The historiography of early Western science has not been devoid of controversy. Lindberg integrates those debates over interpretation into his narrative. He summarizes the major historiographic issues that have confronted specialists in the field and the responses of those specialists. Although he has his own opinions, which he explicitly delineates, Lindberg is fair, judicious, and balanced in these historiographic discussions. He is especially good at portraying the factions and issues of the continuity debate. Throughout the twentieth century, historians have argued whether the scientific revolution of the sixteenth and seventeenth centuries—a shorthand reference to the thoughts and publications of Nicolas Copernicus, Johannes Kepler, Galileo, and Isaac Newton, to name a few—represented a break from, and even a repudiation of, medieval learning and traditions, or was built upon and can be viewed as a continuation of the teachings of the medieval scientists.

Lindberg manages to agree, in part, with both sides. He accepts the argument that there was discontinuity at the largest metaphysical and methodological level.

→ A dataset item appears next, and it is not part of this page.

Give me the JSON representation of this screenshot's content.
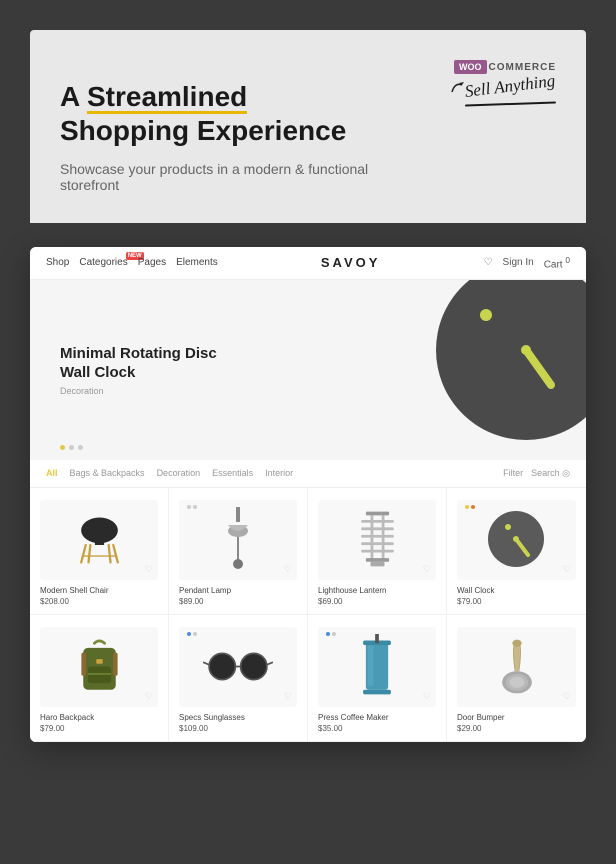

Viewed from that perspective, the scientific revolution was all about change. It was nothing less than a rejection of the Aristotelian metaphysics that had dominated medieval thought. From the perspective of the history of individual disciplines such as optics, astronomy, physiology, and natural history, however, there was considerable continuity between the medieval and modern periods. Practices, objectives, and principles remained the same. In short, Lindberg warns the reader that historical study offers few simple, pat answers. Approach a historical question from a different angle and you will arrive at a different, equally valid answer.

For those readers wishing to go more deeply into the subject on their own, Lindberg’s endnotes provide a critical commentary on the bibliography of the field. The bibliography itself runs thirty-five pages. There is nothing equivalent to it for publications in English.

This is not the last word on any particular aspect of early European science. For most of the topics, time periods, or disciplines, there are many other publications, each providing extensive detail and analysis not given by Lindberg. For those looking for an accurate, stimulating, insightful introduction, however, this is the book to which they should turn.

Sources for Further Study

Choice. XXX, December, 1992, p. 642.

Library Journal. CXVII, July, 1992, p. 117.

Nature. CCCLX, December 24, 1992, p. 713.

The New York Times Book Review. XCVII, September 20, 1992, p. 49.

Science News. CXLI, June 27, 1992, p. 418.